EXTRACTED RECORDS:

= = =

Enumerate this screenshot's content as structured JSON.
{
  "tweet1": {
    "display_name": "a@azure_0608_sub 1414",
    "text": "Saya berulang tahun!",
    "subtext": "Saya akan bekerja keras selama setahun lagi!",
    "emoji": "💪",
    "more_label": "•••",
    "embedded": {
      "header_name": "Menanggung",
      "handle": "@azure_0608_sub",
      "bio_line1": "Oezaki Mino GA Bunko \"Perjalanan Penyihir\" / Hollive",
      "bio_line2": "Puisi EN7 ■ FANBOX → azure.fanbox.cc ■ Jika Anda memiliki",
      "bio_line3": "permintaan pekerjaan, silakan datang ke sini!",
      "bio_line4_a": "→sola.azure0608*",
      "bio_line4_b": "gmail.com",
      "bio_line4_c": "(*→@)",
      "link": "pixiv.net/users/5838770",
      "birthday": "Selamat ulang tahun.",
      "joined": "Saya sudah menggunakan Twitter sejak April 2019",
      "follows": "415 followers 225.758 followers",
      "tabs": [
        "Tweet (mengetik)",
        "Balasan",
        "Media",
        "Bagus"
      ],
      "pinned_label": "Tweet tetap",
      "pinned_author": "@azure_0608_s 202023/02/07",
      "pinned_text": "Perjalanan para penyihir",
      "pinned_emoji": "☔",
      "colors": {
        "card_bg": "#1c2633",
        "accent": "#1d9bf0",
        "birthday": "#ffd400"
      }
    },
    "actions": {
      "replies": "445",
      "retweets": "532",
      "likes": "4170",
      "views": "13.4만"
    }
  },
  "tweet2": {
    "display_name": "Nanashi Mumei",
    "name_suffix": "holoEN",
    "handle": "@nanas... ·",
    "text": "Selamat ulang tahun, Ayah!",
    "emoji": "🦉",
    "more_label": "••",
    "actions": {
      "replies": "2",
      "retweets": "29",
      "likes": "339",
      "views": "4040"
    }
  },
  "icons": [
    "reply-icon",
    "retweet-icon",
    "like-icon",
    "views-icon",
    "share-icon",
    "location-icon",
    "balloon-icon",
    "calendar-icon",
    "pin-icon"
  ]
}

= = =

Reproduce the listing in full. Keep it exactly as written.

Enumerate this screenshot's content as structured JSON.
{
  "tweet1": {
    "display_name": "a@azure_0608_sub 1414",
    "text": "Saya berulang tahun!",
    "subtext": "Saya akan bekerja keras selama setahun lagi!",
    "emoji": "💪",
    "more_label": "•••",
    "embedded": {
      "header_name": "Menanggung",
      "handle": "@azure_0608_sub",
      "bio_line1": "Oezaki Mino GA Bunko \"Perjalanan Penyihir\" / Hollive",
      "bio_line2": "Puisi EN7 ■ FANBOX → azure.fanbox.cc ■ Jika Anda memiliki",
      "bio_line3": "permintaan pekerjaan, silakan datang ke sini!",
      "bio_line4_a": "→sola.azure0608*",
      "bio_line4_b": "gmail.com",
      "bio_line4_c": "(*→@)",
      "link": "pixiv.net/users/5838770",
      "birthday": "Selamat ulang tahun.",
      "joined": "Saya sudah menggunakan Twitter sejak April 2019",
      "follows": "415 followers 225.758 followers",
      "tabs": [
        "Tweet (mengetik)",
        "Balasan",
        "Media",
        "Bagus"
      ],
      "pinned_label": "Tweet tetap",
      "pinned_author": "@azure_0608_s 202023/02/07",
      "pinned_text": "Perjalanan para penyihir",
      "pinned_emoji": "☔",
      "colors": {
        "card_bg": "#1c2633",
        "accent": "#1d9bf0",
        "birthday": "#ffd400"
      }
    },
    "actions": {
      "replies": "445",
      "retweets": "532",
      "likes": "4170",
      "views": "13.4만"
    }
  },
  "tweet2": {
    "display_name": "Nanashi Mumei",
    "name_suffix": "holoEN",
    "handle": "@nanas... ·",
    "text": "Selamat ulang tahun, Ayah!",
    "emoji": "🦉",
    "more_label": "••",
    "actions": {
      "replies": "2",
      "retweets": "29",
      "likes": "339",
      "views": "4040"
    }
  },
  "icons": [
    "reply-icon",
    "retweet-icon",
    "like-icon",
    "views-icon",
    "share-icon",
    "location-icon",
    "balloon-icon",
    "calendar-icon",
    "pin-icon"
  ]
}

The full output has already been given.